#### RECORD EXTRACTS ####
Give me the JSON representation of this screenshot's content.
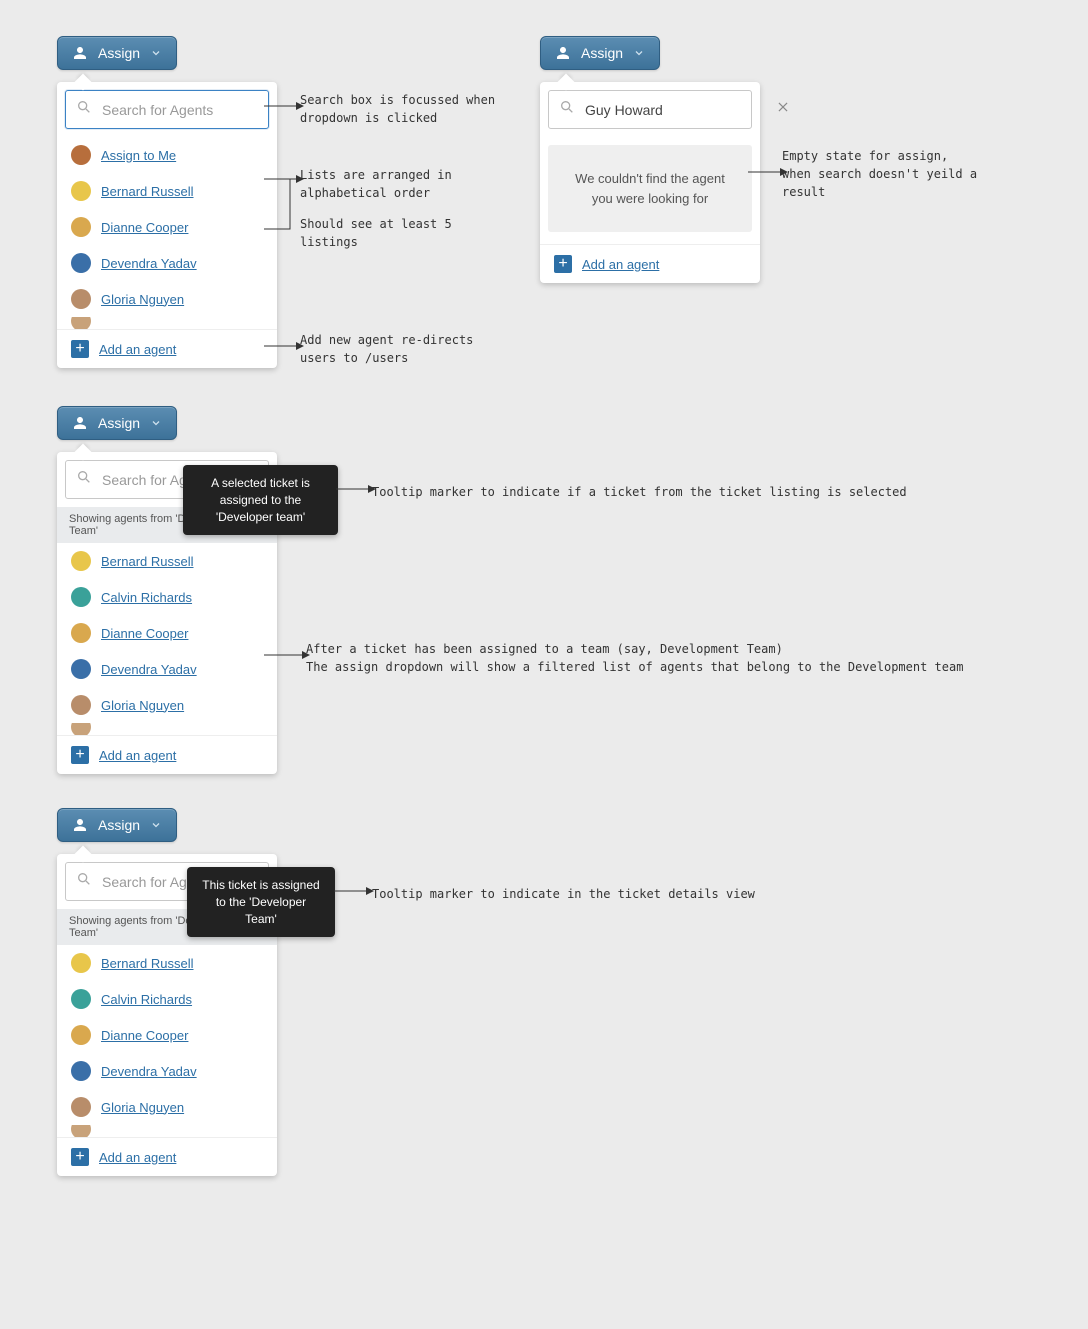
{
  "assign_label": "Assign",
  "search_placeholder": "Search for Agents",
  "add_agent_label": "Add an agent",
  "panel1": {
    "assign_to_me": "Assign to Me",
    "agents": [
      "Bernard Russell",
      "Dianne Cooper",
      "Devendra Yadav",
      "Gloria Nguyen"
    ]
  },
  "panel2": {
    "search_value": "Guy Howard",
    "empty_line1": "We couldn't find the agent",
    "empty_line2": "you were looking for"
  },
  "panel3": {
    "info_text": "Showing agents from 'Development Team'",
    "tooltip": "A selected ticket is assigned to the 'Developer team'",
    "agents": [
      "Bernard Russell",
      "Calvin Richards",
      "Dianne Cooper",
      "Devendra Yadav",
      "Gloria Nguyen"
    ]
  },
  "panel4": {
    "info_text": "Showing agents from 'Development Team'",
    "tooltip": "This ticket is assigned to the 'Developer Team'",
    "agents": [
      "Bernard Russell",
      "Calvin Richards",
      "Dianne Cooper",
      "Devendra Yadav",
      "Gloria Nguyen"
    ]
  },
  "ann": {
    "search_focus_1": "Search box is focussed when",
    "search_focus_2": "dropdown is clicked",
    "alpha_1": "Lists are arranged in",
    "alpha_2": "alphabetical order",
    "min5_1": "Should see at least 5",
    "min5_2": "listings",
    "add_new_1": "Add new agent re-directs",
    "add_new_2": "users to /users",
    "empty_1": "Empty state for assign,",
    "empty_2": "when search doesn't yeild a",
    "empty_3": "result",
    "tooltip_listing": "Tooltip marker to indicate if a ticket from the ticket listing is selected",
    "filtered_1": "After a ticket has been assigned to a team (say, Development Team)",
    "filtered_2": "The assign dropdown will show a filtered list of agents that belong to the Development team",
    "tooltip_details": "Tooltip marker to indicate in the ticket details view"
  },
  "avatars": {
    "me": "#b76e3c",
    "bernard": "#e8c64a",
    "dianne": "#d9a84e",
    "devendra": "#3a6fa8",
    "gloria": "#b88d6a",
    "calvin": "#3aa199"
  }
}
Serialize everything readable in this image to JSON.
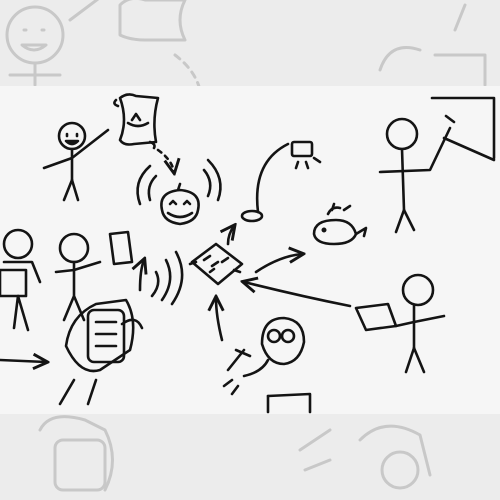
{
  "image": {
    "kind": "hand-drawn doodle illustration (black marker on white paper) with a faded blurred copy above and below",
    "paper_color": "#f6f6f6",
    "backdrop_color": "#ececec",
    "ink_color": "#141414",
    "faded_ink_color": "#c8c8c8",
    "elements": [
      "stick-figure-holding-scroll",
      "scroll-with-boat-sketch",
      "jack-o-lantern-with-signal-waves",
      "desk-lamp",
      "stick-figure-at-whiteboard",
      "whale-with-spout",
      "circuit-board",
      "stick-figures-on-left",
      "figure-holding-phone",
      "stick-figure-with-laptop",
      "person-with-glasses-and-hammer"
    ]
  }
}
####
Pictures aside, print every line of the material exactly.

Give me the JSON representation of this screenshot's content.
{
  "assign_label": "Assign",
  "search_placeholder": "Search for Agents",
  "add_agent_label": "Add an agent",
  "panel1": {
    "assign_to_me": "Assign to Me",
    "agents": [
      "Bernard Russell",
      "Dianne Cooper",
      "Devendra Yadav",
      "Gloria Nguyen"
    ]
  },
  "panel2": {
    "search_value": "Guy Howard",
    "empty_line1": "We couldn't find the agent",
    "empty_line2": "you were looking for"
  },
  "panel3": {
    "info_text": "Showing agents from 'Development Team'",
    "tooltip": "A selected ticket is assigned to the 'Developer team'",
    "agents": [
      "Bernard Russell",
      "Calvin Richards",
      "Dianne Cooper",
      "Devendra Yadav",
      "Gloria Nguyen"
    ]
  },
  "panel4": {
    "info_text": "Showing agents from 'Development Team'",
    "tooltip": "This ticket is assigned to the 'Developer Team'",
    "agents": [
      "Bernard Russell",
      "Calvin Richards",
      "Dianne Cooper",
      "Devendra Yadav",
      "Gloria Nguyen"
    ]
  },
  "ann": {
    "search_focus_1": "Search box is focussed when",
    "search_focus_2": "dropdown is clicked",
    "alpha_1": "Lists are arranged in",
    "alpha_2": "alphabetical order",
    "min5_1": "Should see at least 5",
    "min5_2": "listings",
    "add_new_1": "Add new agent re-directs",
    "add_new_2": "users to /users",
    "empty_1": "Empty state for assign,",
    "empty_2": "when search doesn't yeild a",
    "empty_3": "result",
    "tooltip_listing": "Tooltip marker to indicate if a ticket from the ticket listing is selected",
    "filtered_1": "After a ticket has been assigned to a team (say, Development Team)",
    "filtered_2": "The assign dropdown will show a filtered list of agents that belong to the Development team",
    "tooltip_details": "Tooltip marker to indicate in the ticket details view"
  },
  "avatars": {
    "me": "#b76e3c",
    "bernard": "#e8c64a",
    "dianne": "#d9a84e",
    "devendra": "#3a6fa8",
    "gloria": "#b88d6a",
    "calvin": "#3aa199"
  }
}
Serialize everything readable in this image to JSON.
{
  "image": {
    "kind": "hand-drawn doodle illustration (black marker on white paper) with a faded blurred copy above and below",
    "paper_color": "#f6f6f6",
    "backdrop_color": "#ececec",
    "ink_color": "#141414",
    "faded_ink_color": "#c8c8c8",
    "elements": [
      "stick-figure-holding-scroll",
      "scroll-with-boat-sketch",
      "jack-o-lantern-with-signal-waves",
      "desk-lamp",
      "stick-figure-at-whiteboard",
      "whale-with-spout",
      "circuit-board",
      "stick-figures-on-left",
      "figure-holding-phone",
      "stick-figure-with-laptop",
      "person-with-glasses-and-hammer"
    ]
  }
}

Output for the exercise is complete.